When I was diagnosed with Thyroid Cancer, I felt like my world was tumbling in. I had had a lot of sickness in my life, years of Hypothyroidism and Hashimotos, a life time of Crohns disease and other peripheral ailments. But when I had Cancer, things changed. This was something I had to deal with immediately and drastically.
They had to remove my thyroid to make sure it was all gone, and it left a short, but obvious, scar across my neck. It looked like I had been in a pretty severe bar fight. Before I had the surgery I was sure I was going to want to hide the scar under flowy scarves, turtlenecks, well-placed necklaces, but what I found is that as soon as it healed, I loved my scar. People would stare at it: it is in a particularly conspicuous location, and I would catch people looking down, puzzled, before coming back to meet my eye. I would touch it, happy to have a physical reminder of the experience I had just overcome. It has been 4 years that I have been cancer free, and during that time, the scar has faded. It’s still there, and obvious, but as the months go by it gets lighter, the skin taking back the pigment, smoothing over the jagged edges. As it faded, I started to miss it.
I don’t want to forget. Both because I live with the very real possibility that Cancer is not a once in my lifetime possibility, and because I am proud of myself for living, and surviving with strength and dignity. I wear my scar to keep it real, to make sure people see it, and ask me about, so I can tell my story.

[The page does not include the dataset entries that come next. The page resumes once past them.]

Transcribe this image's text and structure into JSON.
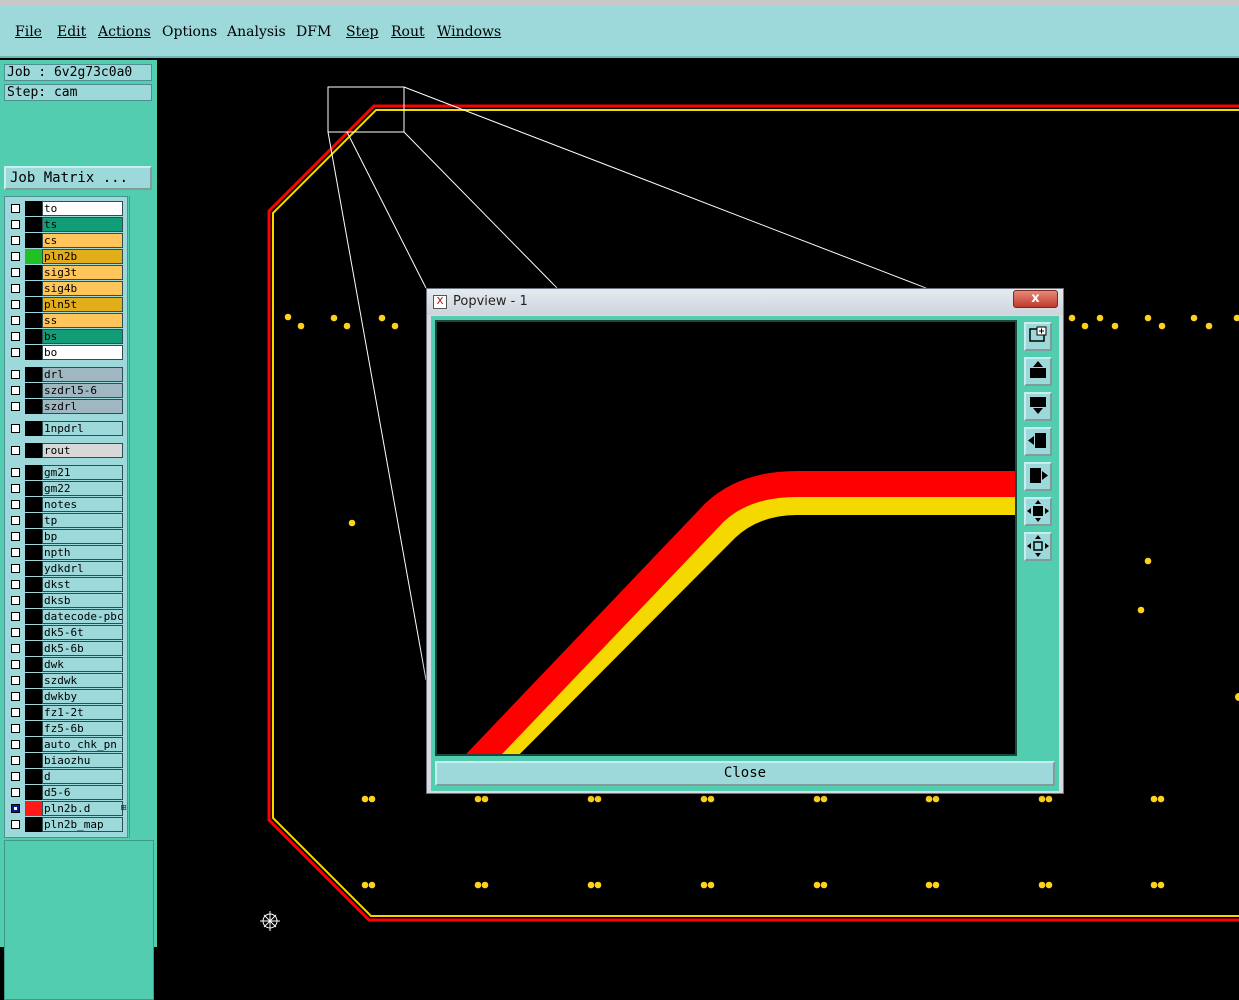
{
  "menu": {
    "items": [
      {
        "label": "File",
        "underline": true
      },
      {
        "label": "Edit",
        "underline": true
      },
      {
        "label": "Actions",
        "underline": true
      },
      {
        "label": "Options",
        "underline": false
      },
      {
        "label": "Analysis",
        "underline": false
      },
      {
        "label": "DFM",
        "underline": false
      },
      {
        "label": "Step",
        "underline": true
      },
      {
        "label": "Rout",
        "underline": true
      },
      {
        "label": "Windows",
        "underline": true
      }
    ]
  },
  "left_panel": {
    "job_label": "Job : 6v2g73c0a0",
    "step_label": "Step: cam",
    "job_matrix_button": "Job Matrix ..."
  },
  "layers": [
    {
      "name": "to",
      "color": "#ffffff",
      "checked": false,
      "active": false
    },
    {
      "name": "ts",
      "color": "#119e77",
      "checked": false,
      "active": false
    },
    {
      "name": "cs",
      "color": "#ffc55a",
      "checked": false,
      "active": false
    },
    {
      "name": "pln2b",
      "color": "#e2ac1a",
      "checked": false,
      "active": "#21c024"
    },
    {
      "name": "sig3t",
      "color": "#ffc55a",
      "checked": false,
      "active": false
    },
    {
      "name": "sig4b",
      "color": "#ffc55a",
      "checked": false,
      "active": false
    },
    {
      "name": "pln5t",
      "color": "#e2ac1a",
      "checked": false,
      "active": false
    },
    {
      "name": "ss",
      "color": "#ffc55a",
      "checked": false,
      "active": false
    },
    {
      "name": "bs",
      "color": "#119e77",
      "checked": false,
      "active": false
    },
    {
      "name": "bo",
      "color": "#ffffff",
      "checked": false,
      "active": false
    },
    {
      "name": "drl",
      "color": "#9fb7c0",
      "checked": false,
      "active": false,
      "gap": 6
    },
    {
      "name": "szdrl5-6",
      "color": "#9fb7c0",
      "checked": false,
      "active": false
    },
    {
      "name": "szdrl",
      "color": "#9fb7c0",
      "checked": false,
      "active": false
    },
    {
      "name": "1npdrl",
      "color": "#9dd9da",
      "checked": false,
      "active": false,
      "gap": 6
    },
    {
      "name": "rout",
      "color": "#d8d8d8",
      "checked": false,
      "active": false,
      "gap": 6
    },
    {
      "name": "gm21",
      "color": "#9dd9da",
      "checked": false,
      "active": false,
      "gap": 6
    },
    {
      "name": "gm22",
      "color": "#9dd9da",
      "checked": false,
      "active": false
    },
    {
      "name": "notes",
      "color": "#9dd9da",
      "checked": false,
      "active": false
    },
    {
      "name": "tp",
      "color": "#9dd9da",
      "checked": false,
      "active": false
    },
    {
      "name": "bp",
      "color": "#9dd9da",
      "checked": false,
      "active": false
    },
    {
      "name": "npth",
      "color": "#9dd9da",
      "checked": false,
      "active": false
    },
    {
      "name": "ydkdrl",
      "color": "#9dd9da",
      "checked": false,
      "active": false
    },
    {
      "name": "dkst",
      "color": "#9dd9da",
      "checked": false,
      "active": false
    },
    {
      "name": "dksb",
      "color": "#9dd9da",
      "checked": false,
      "active": false
    },
    {
      "name": "datecode-pbc",
      "color": "#9dd9da",
      "checked": false,
      "active": false
    },
    {
      "name": "dk5-6t",
      "color": "#9dd9da",
      "checked": false,
      "active": false
    },
    {
      "name": "dk5-6b",
      "color": "#9dd9da",
      "checked": false,
      "active": false
    },
    {
      "name": "dwk",
      "color": "#9dd9da",
      "checked": false,
      "active": false
    },
    {
      "name": "szdwk",
      "color": "#9dd9da",
      "checked": false,
      "active": false
    },
    {
      "name": "dwkby",
      "color": "#9dd9da",
      "checked": false,
      "active": false
    },
    {
      "name": "fz1-2t",
      "color": "#9dd9da",
      "checked": false,
      "active": false
    },
    {
      "name": "fz5-6b",
      "color": "#9dd9da",
      "checked": false,
      "active": false
    },
    {
      "name": "auto_chk_pn",
      "color": "#9dd9da",
      "checked": false,
      "active": false
    },
    {
      "name": "biaozhu",
      "color": "#9dd9da",
      "checked": false,
      "active": false
    },
    {
      "name": "d",
      "color": "#9dd9da",
      "checked": false,
      "active": false
    },
    {
      "name": "d5-6",
      "color": "#9dd9da",
      "checked": false,
      "active": false
    },
    {
      "name": "pln2b.d",
      "color": "#9dd9da",
      "checked": true,
      "active": "#ff1a1a",
      "marker": "⊞"
    },
    {
      "name": "pln2b_map",
      "color": "#9dd9da",
      "checked": false,
      "active": false
    }
  ],
  "popview": {
    "title": "Popview - 1",
    "icon_glyph": "X",
    "close_x": "x",
    "close_button": "Close",
    "tools": [
      "zoom-in-icon",
      "pan-up-icon",
      "pan-down-icon",
      "pan-left-icon",
      "pan-right-icon",
      "zoom-fit-icon",
      "zoom-home-icon"
    ]
  },
  "colors": {
    "panel_teal": "#53cdb0",
    "menu_bg": "#9dd9da",
    "trace_red": "#ff0000",
    "trace_yellow": "#f5d800",
    "pad_yellow": "#ffd21a"
  }
}
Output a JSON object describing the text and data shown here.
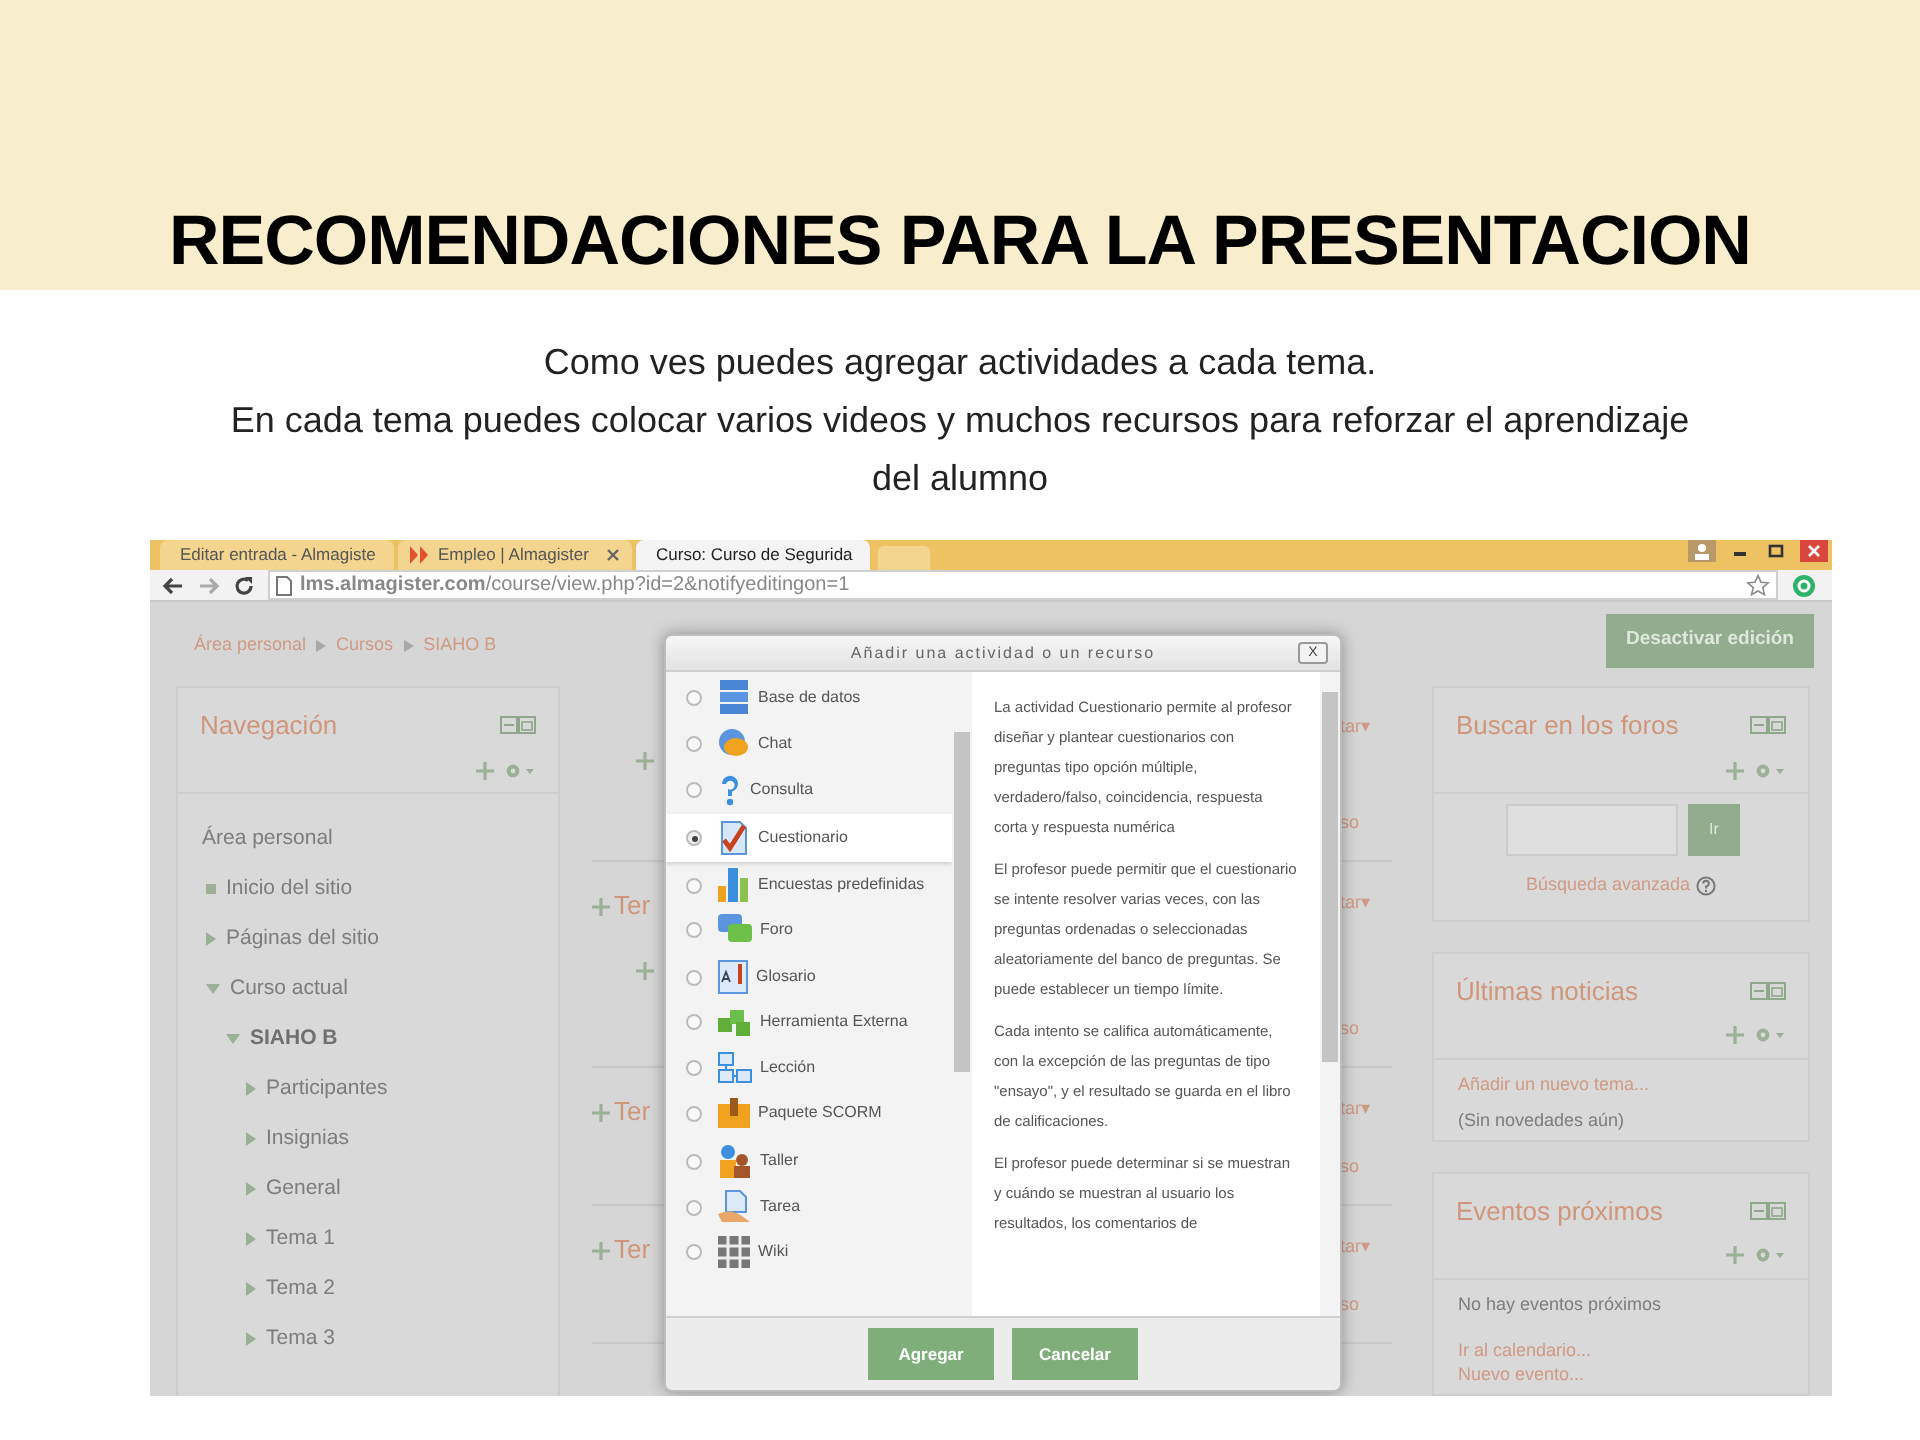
{
  "slide": {
    "title": "RECOMENDACIONES PARA LA PRESENTACION",
    "paragraphs": [
      "Como ves puedes agregar actividades a cada tema.",
      "En cada tema puedes colocar varios videos y muchos recursos para reforzar el aprendizaje del alumno"
    ]
  },
  "browser": {
    "tabs": [
      {
        "label": "Editar entrada - Almagiste",
        "selected": false
      },
      {
        "label": "Empleo | Almagister",
        "selected": false
      },
      {
        "label": "Curso: Curso de Segurida",
        "selected": true
      }
    ],
    "url": "**lms.almagister.com**/course/view.php?id=2&notifyeditingon=1"
  },
  "page": {
    "breadcrumb": [
      "Área personal",
      "Cursos",
      "SIAHO B"
    ],
    "edit_button": "Desactivar edición",
    "navigation": {
      "title": "Navegación",
      "items": [
        {
          "label": "Área personal",
          "kind": "plain",
          "children": [
            {
              "label": "Inicio del sitio",
              "kind": "leaf"
            },
            {
              "label": "Páginas del sitio",
              "kind": "branch",
              "expanded": false
            },
            {
              "label": "Curso actual",
              "kind": "branch",
              "expanded": true,
              "children": [
                {
                  "label": "SIAHO B",
                  "kind": "course",
                  "expanded": true,
                  "children": [
                    {
                      "label": "Participantes",
                      "kind": "branch",
                      "expanded": false
                    },
                    {
                      "label": "Insignias",
                      "kind": "branch",
                      "expanded": false
                    },
                    {
                      "label": "General",
                      "kind": "branch",
                      "expanded": false
                    },
                    {
                      "label": "Tema 1",
                      "kind": "branch",
                      "expanded": false
                    },
                    {
                      "label": "Tema 2",
                      "kind": "branch",
                      "expanded": false
                    },
                    {
                      "label": "Tema 3",
                      "kind": "branch",
                      "expanded": false
                    }
                  ]
                }
              ]
            }
          ]
        }
      ]
    },
    "sections": [
      {
        "edit": "tar▾",
        "link": "so",
        "activity_handle": true
      },
      {
        "heading": "Ter",
        "edit": "tar▾",
        "link": "so",
        "activity_handle": true
      },
      {
        "heading": "Ter",
        "edit": "tar▾",
        "link": "so",
        "activity_handle": false
      },
      {
        "heading": "Ter",
        "edit": "tar▾",
        "link": "so",
        "activity_handle": false
      }
    ],
    "blocks": [
      {
        "kind": "search",
        "title": "Buscar en los foros",
        "button": "Ir",
        "link": "Búsqueda avanzada"
      },
      {
        "kind": "list",
        "title": "Últimas noticias",
        "lines": [
          {
            "kind": "link",
            "text": "Añadir un nuevo tema..."
          },
          {
            "kind": "text",
            "text": "(Sin novedades aún)"
          }
        ]
      },
      {
        "kind": "list",
        "title": "Eventos próximos",
        "lines": [
          {
            "kind": "text",
            "text": "No hay eventos próximos"
          },
          {
            "kind": "link",
            "text": "Ir al calendario..."
          },
          {
            "kind": "link",
            "text": "Nuevo evento..."
          }
        ]
      }
    ]
  },
  "dialog": {
    "title": "Añadir una actividad o un recurso",
    "close": "X",
    "options": [
      {
        "label": "Base de datos",
        "selected": false
      },
      {
        "label": "Chat",
        "selected": false
      },
      {
        "label": "Consulta",
        "selected": false
      },
      {
        "label": "Cuestionario",
        "selected": true
      },
      {
        "label": "Encuestas predefinidas",
        "selected": false
      },
      {
        "label": "Foro",
        "selected": false
      },
      {
        "label": "Glosario",
        "selected": false
      },
      {
        "label": "Herramienta Externa",
        "selected": false
      },
      {
        "label": "Lección",
        "selected": false
      },
      {
        "label": "Paquete SCORM",
        "selected": false
      },
      {
        "label": "Taller",
        "selected": false
      },
      {
        "label": "Tarea",
        "selected": false
      },
      {
        "label": "Wiki",
        "selected": false
      }
    ],
    "description": [
      "La actividad Cuestionario permite al profesor diseñar y plantear cuestionarios con preguntas tipo opción múltiple, verdadero/falso, coincidencia, respuesta corta y respuesta numérica",
      "El profesor puede permitir que el cuestionario se intente resolver varias veces, con las preguntas ordenadas o seleccionadas aleatoriamente del banco de preguntas. Se puede establecer un tiempo límite.",
      "Cada intento se califica automáticamente, con la excepción de las preguntas de tipo \"ensayo\", y el resultado se guarda en el libro de calificaciones.",
      "El profesor puede determinar si se muestran y cuándo se muestran al usuario los resultados, los comentarios de"
    ],
    "buttons": [
      "Agregar",
      "Cancelar"
    ]
  }
}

I keep a binder full of my medical history with me at all times; I bring it to all my appointments. Usually, it sits on my desk in case I have to reference it. It is thick but the truth is it is incomplete. It is only one side of the story. It tells me what happened to me, when and how. But it doesn’t tell me how it relates to the problem, more broadly. I need to know about that. If I could be connected to the research on thyroid cancer, or on Crohns in a real and immediate way, I’d be able to have a better understanding of how I fit into this bigger picture and how I can contribute to making stories like mine into far and distant memories.